There will be no criminal charges laid in connection with the train derailment that killed three and injured two in Woss last week, the RCMP said Monday.
The train was in a reload yard Thursday morning when it suddenly rolled down the tracks and collided with a track maintenance car where the five men were working. The collision caused logs to spill across the railway tracks.
Mounties have ruled out obvious criminality or criminal negligence, so the investigation will now be led by the Transportation Safety Board and WorkSafe B.C.
Western Forest Products and the union representing forestry workers will be starting their on-scene investigation today.
Four WorkSafe B.C. officers were on site Monday and are preparing a site-safety plan to be able to conduct the next stage of the investigation, said Trish Chernecki, a spokeswoman for the agency.
Western Forest Products employees based on Woss are being given time off and many spent Monday meeting with counsellors for critical-incident debriefing.
Dozens of forestry workers had to spend hours working to pull logs off one of the trapped and injured workers. They had to do this work knowing that some of their co-workers had died and others were seriously injured.
“It was an amazing feat ... what they did, it was heroic,” said Chris Cinkant, safety coordinator for United Steelworkers Local 1-1937.
One man remains in hospital after multiple surgeries and another has been released and is recovering at home, Cinkant said.
Roland Gaudet, a 59-year-old grandfather who had been with Western Forest Products for 27 years, died at the scene. Woss Fire Chief Brad Galeazzi’s son also died at the scene.
Clement Reti was airlifted to Victoria General Hospital, but died of his injuries.
The union has said mechanical failure, not human error caused the train to lose control, but this has not been confirmed by Transportation Safety Board investigators.

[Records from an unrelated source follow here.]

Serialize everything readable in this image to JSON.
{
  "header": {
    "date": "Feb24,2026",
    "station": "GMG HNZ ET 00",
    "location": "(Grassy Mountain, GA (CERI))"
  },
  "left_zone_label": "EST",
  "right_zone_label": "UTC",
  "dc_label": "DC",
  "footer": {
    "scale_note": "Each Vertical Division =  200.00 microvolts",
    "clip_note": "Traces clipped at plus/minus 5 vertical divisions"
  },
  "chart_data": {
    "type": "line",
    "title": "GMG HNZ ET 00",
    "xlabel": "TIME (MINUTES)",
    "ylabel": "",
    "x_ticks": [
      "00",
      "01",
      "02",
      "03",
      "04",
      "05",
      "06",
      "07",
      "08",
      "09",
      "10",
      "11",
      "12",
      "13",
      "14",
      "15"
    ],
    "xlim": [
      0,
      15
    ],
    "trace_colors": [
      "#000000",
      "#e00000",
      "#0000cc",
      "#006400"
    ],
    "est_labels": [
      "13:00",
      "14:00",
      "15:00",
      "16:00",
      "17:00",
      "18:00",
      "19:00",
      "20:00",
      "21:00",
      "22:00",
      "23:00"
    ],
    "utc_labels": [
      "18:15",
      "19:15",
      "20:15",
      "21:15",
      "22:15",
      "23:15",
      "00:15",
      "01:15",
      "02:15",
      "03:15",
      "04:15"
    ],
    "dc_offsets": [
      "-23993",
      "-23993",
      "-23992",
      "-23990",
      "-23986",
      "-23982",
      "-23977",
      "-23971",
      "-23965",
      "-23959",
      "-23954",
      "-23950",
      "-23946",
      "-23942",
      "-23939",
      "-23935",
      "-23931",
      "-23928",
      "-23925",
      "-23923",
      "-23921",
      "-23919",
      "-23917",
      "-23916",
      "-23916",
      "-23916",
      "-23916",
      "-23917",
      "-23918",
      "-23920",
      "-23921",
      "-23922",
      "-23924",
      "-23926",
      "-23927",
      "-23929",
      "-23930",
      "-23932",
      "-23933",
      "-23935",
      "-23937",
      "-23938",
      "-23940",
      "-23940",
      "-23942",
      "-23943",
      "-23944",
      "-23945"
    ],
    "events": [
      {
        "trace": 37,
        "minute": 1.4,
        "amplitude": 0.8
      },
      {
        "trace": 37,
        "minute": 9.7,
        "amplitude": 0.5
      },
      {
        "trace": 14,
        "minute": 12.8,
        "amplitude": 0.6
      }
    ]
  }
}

There have not been any recent fatal accidents involving the Englewood Railway, a 90-kilometre logging line that runs from Vernon Lake, through Woss, past Nimpkish Lake Provincial Park to Beaver Cove.